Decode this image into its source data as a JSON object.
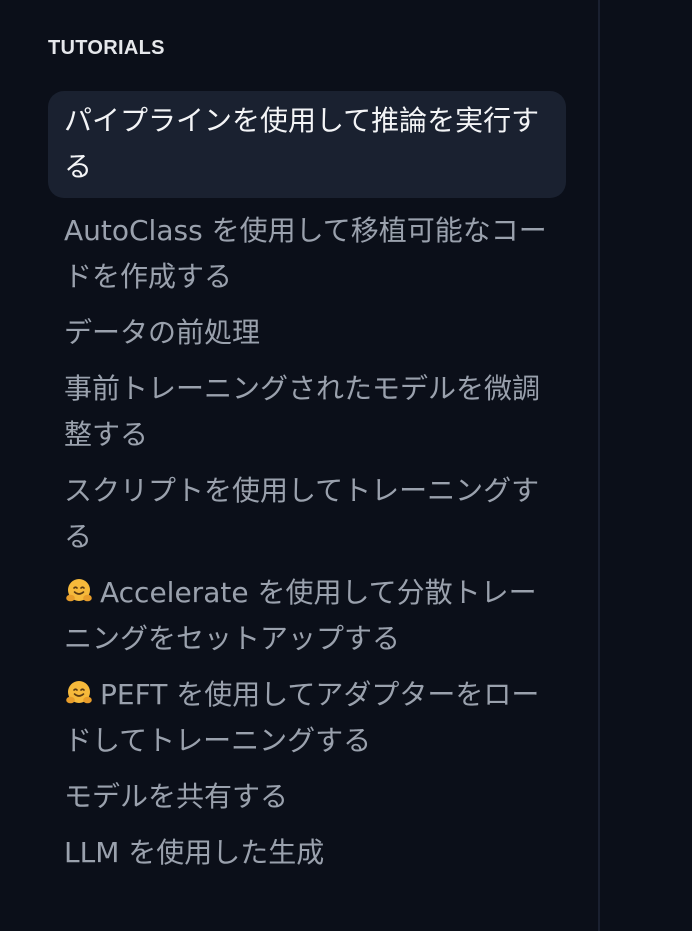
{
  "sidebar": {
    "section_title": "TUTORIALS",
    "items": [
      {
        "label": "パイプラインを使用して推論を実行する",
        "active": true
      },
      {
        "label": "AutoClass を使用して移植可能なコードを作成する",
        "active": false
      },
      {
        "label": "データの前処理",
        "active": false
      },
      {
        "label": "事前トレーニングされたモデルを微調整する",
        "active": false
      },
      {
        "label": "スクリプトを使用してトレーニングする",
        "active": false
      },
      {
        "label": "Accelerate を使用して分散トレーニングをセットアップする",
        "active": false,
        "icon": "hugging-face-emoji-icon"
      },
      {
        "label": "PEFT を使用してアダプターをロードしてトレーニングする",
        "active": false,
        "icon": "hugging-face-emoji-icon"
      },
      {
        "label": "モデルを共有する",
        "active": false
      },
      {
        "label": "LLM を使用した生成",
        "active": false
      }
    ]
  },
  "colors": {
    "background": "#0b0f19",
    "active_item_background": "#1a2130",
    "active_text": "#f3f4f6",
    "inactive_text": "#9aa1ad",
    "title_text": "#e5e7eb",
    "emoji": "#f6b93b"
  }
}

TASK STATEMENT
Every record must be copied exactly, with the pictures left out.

RESPONSE TO THIS EXERCISE
Decode this image into its source data as a JSON object.
{
  "sidebar": {
    "section_title": "TUTORIALS",
    "items": [
      {
        "label": "パイプラインを使用して推論を実行する",
        "active": true
      },
      {
        "label": "AutoClass を使用して移植可能なコードを作成する",
        "active": false
      },
      {
        "label": "データの前処理",
        "active": false
      },
      {
        "label": "事前トレーニングされたモデルを微調整する",
        "active": false
      },
      {
        "label": "スクリプトを使用してトレーニングする",
        "active": false
      },
      {
        "label": "Accelerate を使用して分散トレーニングをセットアップする",
        "active": false,
        "icon": "hugging-face-emoji-icon"
      },
      {
        "label": "PEFT を使用してアダプターをロードしてトレーニングする",
        "active": false,
        "icon": "hugging-face-emoji-icon"
      },
      {
        "label": "モデルを共有する",
        "active": false
      },
      {
        "label": "LLM を使用した生成",
        "active": false
      }
    ]
  },
  "colors": {
    "background": "#0b0f19",
    "active_item_background": "#1a2130",
    "active_text": "#f3f4f6",
    "inactive_text": "#9aa1ad",
    "title_text": "#e5e7eb",
    "emoji": "#f6b93b"
  }
}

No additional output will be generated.